The confusion comes in when our senses are manipulated in order to convince us that something tastes good.  Processed food manufacturers employ separate companies tasked with creating flavor compounds that manipulate and attract consumers.  They spend tens of millions of dollars to find what is just the right balance to make something appealing.  For example, if it's a snack chip how salty and fatty does it need to be, how much crunch, how much texture?  This is something that they look at for each and every product.

It goes beyond simple combinations however.  Wild Flavors, a flavor-development company based in Cincinnati, Ohio, has created an additive called “Resolver” that they claim can overcome undesirable taste components by attaching itself to a given receptor on the tongue and preventing that particular taste from being perceived.  Alternatively, companies like Givaudan and Cargill  create tastes rather than prevent them and are responsible for thousands of flavors we experience in everyday products.  They manufacture flavors for a vast number of foods and beverages, as well as pharmaceuticals, oral care products like toothpaste or mouthwash, lip balm, vitamins and even pet food.

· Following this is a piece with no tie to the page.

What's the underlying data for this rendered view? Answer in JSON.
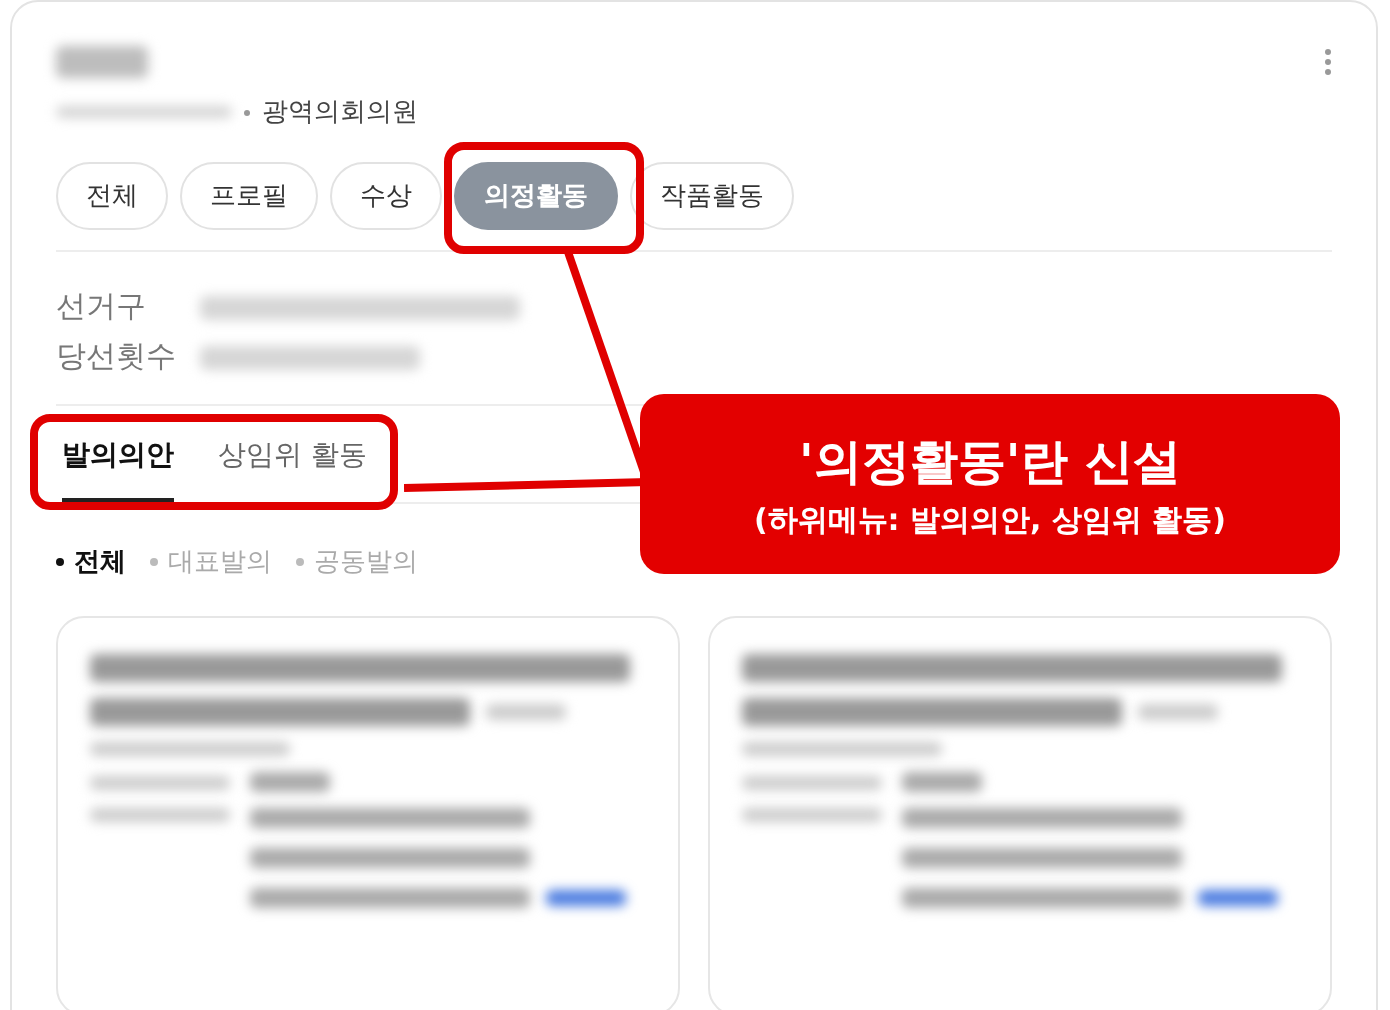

Food Addictions

The more sinister result of this Frankenstein approach to flavor manipulation is the creation food addictions.  Global food conglomerates don’t deny that one of their goals is to develop products that consumers will purchase again and again.  It is troublesome that these companies appear to place commercial interests above public safety and health.  These addicting flavor concoctions are often made from an extensive list of chemicals.  In fact, more than 300 individual compounds may be necessary to endow a food with the flavor associated with a ripe strawberry or the fresh, homegrown tomatoes we love.

How can this type of manipulation possibly benefit consumers?

Unfortunately flavor profiles are often secret and hidden on the label under the terms “natural” or artificial flavors.  This is because they are considered valuable intellectual property.  Food manufactures try to conceal the fact that processed foods are flavored with a myriad of chemicals with unknown long-term effects on the human body and brain.

The good news is that as the public becomes more informed, and concerned, about the chemicals and artificial ingredients added to our food there has been significant backlash.  In response, some companies have begun to remove some of these harmful ingredients.  Just this summer, General Mills announced it will strip all artificial flavors and colors from its cereals by the end of 2017.  Other companies are also beginning to remove artificial ingredients from their products.  Not because they want to, but because consumers are demanding it.

This serves as a reminder of the power we have when we take personal responsibility for what we consume and take initiative to educate ourselves about what is in the foods we eat.